We found ourselves in a very unique position with my Dad’s new car lease. He has been leasing a Honda CRV for the last 15 years or so and his new lease was only about 6 months old when he passed. I called the girl he always dealt with there and she knew who I was right away and gave me her condolences. I expected that I could just bring the car back there and they would take care of it but it wasn’t that simple. She told me it was a Honda Canada issue and gave me a number to call. I really just wanted to get the car back to the dealership. In short, HC told me that we were responsible for what was still owed on the remainder of the lease even though my mom’s name wasn’t anywhere on the lease. Our options were to sell the car, have someone take over the lease, or take over the payments ourselves. None of which we were willing to do I told the nice lady on the phone. She asked me for a copy of the death certificate (which I sent), and a copy of the will (which is none of their business). I called a second time to speak to someone else, maybe they didn’t understand the circumstances but they made it crystal clear we would be responsible or it would come out of his estate.
His estate? I wasn’t really sure how that all worked but when I asked our lawyer he said to think of it as anything my Dad would have had that my mom didn’t already have access to. Like if there was a cottage in his name that he had left to her in his will or in this case a car that she was no part of. If there were some assets to be gained by “probating” or accessing the will then you don’t get to pick and choose which ones you want. You couldn’t just accept the cottage, you would need to accept the car lease too as a part of his “estate”. So because my Mom is still alive and well, and there are no assets she doesn’t have access to there is no reason to access the will. Meaning there is no estate.
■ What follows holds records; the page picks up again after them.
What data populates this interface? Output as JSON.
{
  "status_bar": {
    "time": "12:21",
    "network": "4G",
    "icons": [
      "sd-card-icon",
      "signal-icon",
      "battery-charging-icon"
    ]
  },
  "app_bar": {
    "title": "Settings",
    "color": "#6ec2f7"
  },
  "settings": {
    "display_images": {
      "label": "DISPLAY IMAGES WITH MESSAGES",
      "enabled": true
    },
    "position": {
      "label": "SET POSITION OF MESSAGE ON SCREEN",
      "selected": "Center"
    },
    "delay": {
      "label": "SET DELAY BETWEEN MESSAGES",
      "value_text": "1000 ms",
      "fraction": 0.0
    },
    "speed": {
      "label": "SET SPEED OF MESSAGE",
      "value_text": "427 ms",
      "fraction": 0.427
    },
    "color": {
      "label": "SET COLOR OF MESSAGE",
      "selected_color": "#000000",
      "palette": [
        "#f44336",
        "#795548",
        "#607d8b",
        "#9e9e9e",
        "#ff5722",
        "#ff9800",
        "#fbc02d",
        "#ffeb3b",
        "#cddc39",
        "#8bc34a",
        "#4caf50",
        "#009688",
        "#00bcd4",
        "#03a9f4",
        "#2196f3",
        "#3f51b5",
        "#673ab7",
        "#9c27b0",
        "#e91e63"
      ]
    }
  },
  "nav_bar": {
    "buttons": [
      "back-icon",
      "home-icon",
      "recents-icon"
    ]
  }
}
I called back HC a third time and asked again “where can I drop off the car” and again they told me to try and get someone to lease it, or sell it if I don’t want to take on the payment. By this time we had already made a stop payment on the car. I told them very clear that it was my full intention to return this vehicle and just need to know where to bring it? Again I got some pushback. Next, I asked if the call was being recorded and I told them again it was my full intention to return this car. Finally, she told me to bring the car back to the dealership. I was to call them and make arrangements and let HC know when it was done. For ass-covering I had drafted up a receipt that I had them sign on its return and I took pictures and video of the car on the lot.
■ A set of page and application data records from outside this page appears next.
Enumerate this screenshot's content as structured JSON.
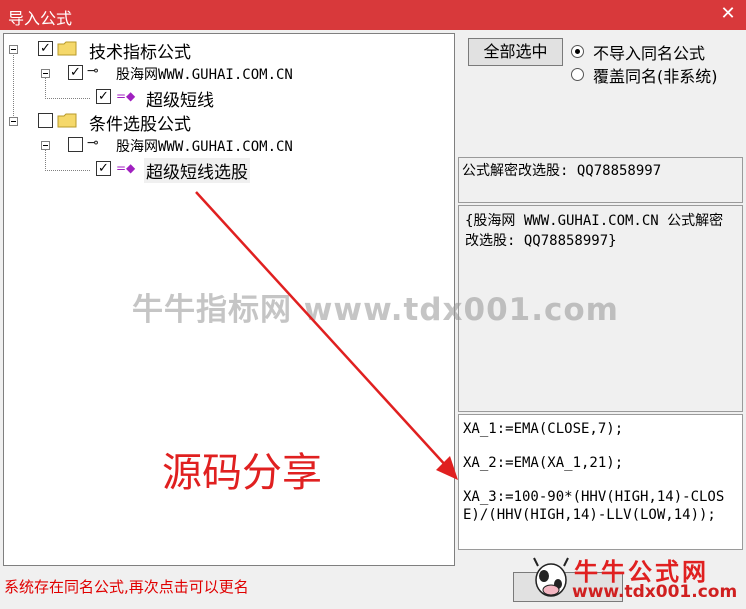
{
  "window": {
    "title": "导入公式",
    "close_icon": "close-icon"
  },
  "tree": {
    "group1": {
      "label": "技术指标公式",
      "checked": true,
      "source": {
        "label": "股海网WWW.GUHAI.COM.CN",
        "checked": true
      },
      "item": {
        "label": "超级短线",
        "checked": true
      }
    },
    "group2": {
      "label": "条件选股公式",
      "checked": false,
      "source": {
        "label": "股海网WWW.GUHAI.COM.CN",
        "checked": false
      },
      "item": {
        "label": "超级短线选股",
        "checked": true
      }
    }
  },
  "controls": {
    "select_all_label": "全部选中",
    "radio_no_import": "不导入同名公式",
    "radio_overwrite": "覆盖同名(非系统)"
  },
  "panels": {
    "password_info": "公式解密改选股: QQ78858997",
    "description": "{股海网 WWW.GUHAI.COM.CN 公式解密改选股: QQ78858997}",
    "source_code_lines": [
      "XA_1:=EMA(CLOSE,7);",
      "XA_2:=EMA(XA_1,21);",
      "XA_3:=100-90*(HHV(HIGH,14)-CLOSE)/(HHV(HIGH,14)-LLV(LOW,14));"
    ]
  },
  "overlay": {
    "watermark": "牛牛指标网 www.tdx001.com",
    "share_text": "源码分享",
    "brand_name": "牛牛公式网",
    "brand_url": "www.tdx001.com"
  },
  "status_message": "系统存在同名公式,再次点击可以更名",
  "colors": {
    "titlebar": "#d8393b",
    "status_text": "#e00000",
    "arrow": "#e02020"
  }
}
Not long after dropping off the car Mom got a letter in the mail addressed to “the estate of Brian Peever”. It was a bill for the cost of the car. Not just what was remaining on the lease, the cost of the car along with some handling fees and storage now that the car was on their lot. $45,000 needed to be paid in a month’s time. Our lawyer said not to worry, there is no estate. Just last week we received another letter this time to the estate of Brian Peever letting us know that the car was sold and that we need to pay the difference of $4500 or they would be contacting a 3rd party collections agency.
I wish I had known how shitty the dealerships could be when something like this happens. My Dad was a loyal customer for 15+ years and now instead of trying to be empathetic, Honda Canada is sending a collection agency to shake down his estate after already re-selling the car for who knows how much? Used cars are in HUGE demand right now! Makes me sick to my stomach.
Good luck with that Honda Canada. Kick rocks.